Interface dataset entries:

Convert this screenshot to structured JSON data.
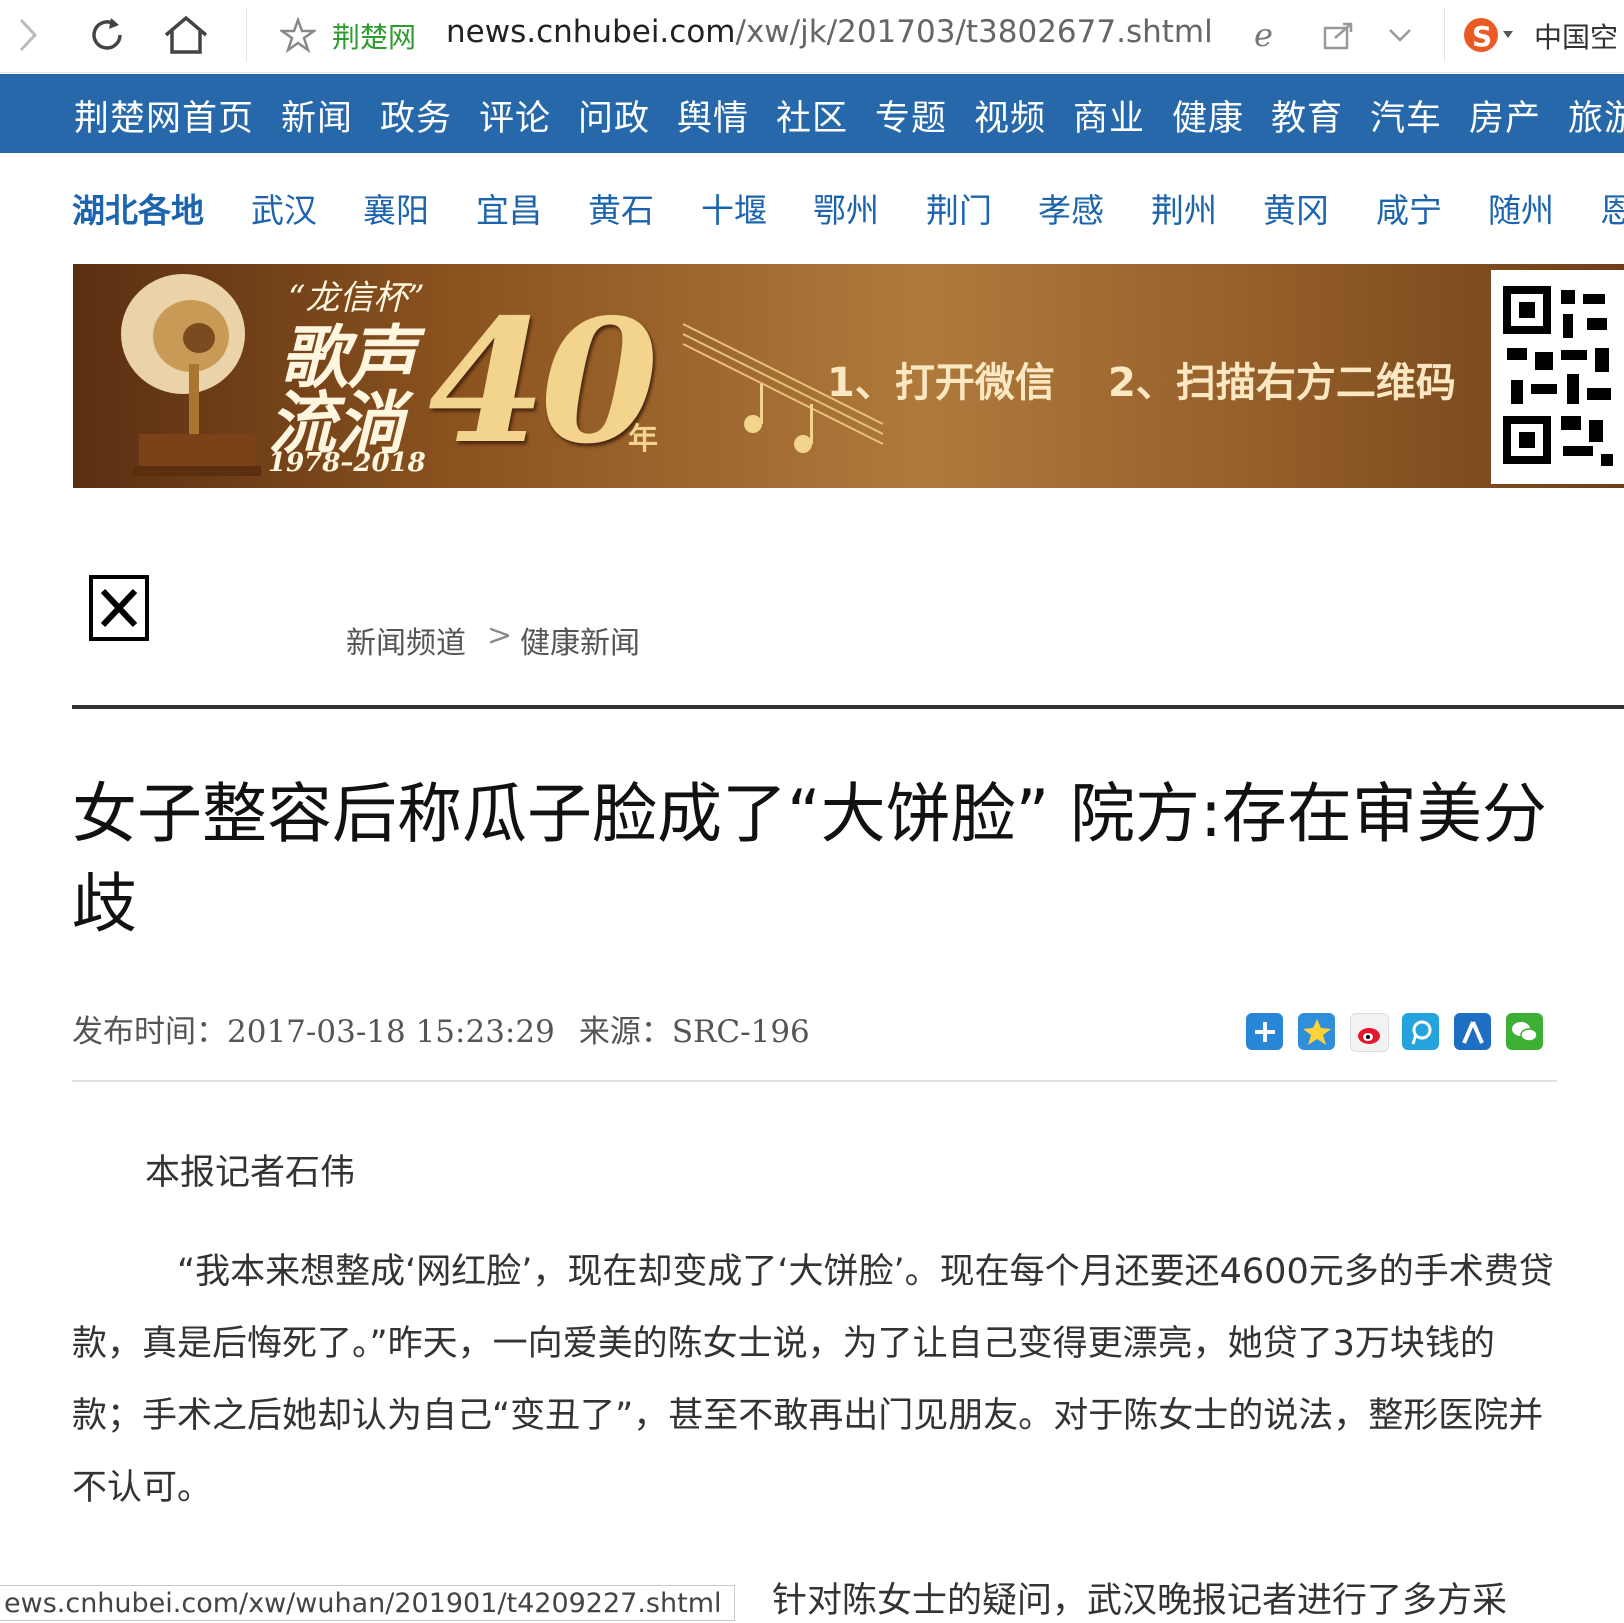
{
  "browser": {
    "site_name": "荆楚网",
    "url_host": "news.cnhubei.com",
    "url_path": "/xw/jk/201703/t3802677.shtml",
    "search_text": "中国空"
  },
  "main_nav": [
    "荆楚网首页",
    "新闻",
    "政务",
    "评论",
    "问政",
    "舆情",
    "社区",
    "专题",
    "视频",
    "商业",
    "健康",
    "教育",
    "汽车",
    "房产",
    "旅游"
  ],
  "region_nav": {
    "title": "湖北各地",
    "items": [
      "武汉",
      "襄阳",
      "宜昌",
      "黄石",
      "十堰",
      "鄂州",
      "荆门",
      "孝感",
      "荆州",
      "黄冈",
      "咸宁",
      "随州",
      "恩"
    ]
  },
  "banner": {
    "cup": "“龙信杯”",
    "slogan_1": "歌声",
    "slogan_2": "流淌",
    "years": "1978–2018",
    "big_number": "40",
    "nian": "年",
    "step_1": "1、打开微信",
    "step_2": "2、扫描右方二维码"
  },
  "breadcrumb": {
    "channel": "新闻频道",
    "separator": ">",
    "section": "健康新闻"
  },
  "article": {
    "title": "女子整容后称瓜子脸成了“大饼脸” 院方:存在审美分歧",
    "publish_label": "发布时间：",
    "publish_time": "2017-03-18 15:23:29",
    "source_label": "来源：",
    "source": "SRC-196",
    "byline": "本报记者石伟",
    "paragraph_1": "“我本来想整成‘网红脸’，现在却变成了‘大饼脸’。现在每个月还要还4600元多的手术费贷款，真是后悔死了。”昨天，一向爱美的陈女士说，为了让自己变得更漂亮，她贷了3万块钱的款；手术之后她却认为自己“变丑了”，甚至不敢再出门见朋友。对于陈女士的说法，整形医院并不认可。",
    "paragraph_2_partial": "针对陈女士的疑问，武汉晚报记者进行了多方采"
  },
  "share_icons": [
    "share-plus-icon",
    "qzone-icon",
    "weibo-icon",
    "tencent-icon",
    "renren-icon",
    "wechat-icon"
  ],
  "status_bar": {
    "link": "ews.cnhubei.com/xw/wuhan/201901/t4209227.shtml"
  },
  "colors": {
    "nav_blue": "#2768ab",
    "region_blue": "#1c64ae",
    "site_green": "#2e9b2e"
  }
}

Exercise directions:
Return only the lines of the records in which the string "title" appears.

Response area:
    "title": "湖北各地",
    "title": "女子整容后称瓜子脸成了“大饼脸” 院方:存在审美分歧",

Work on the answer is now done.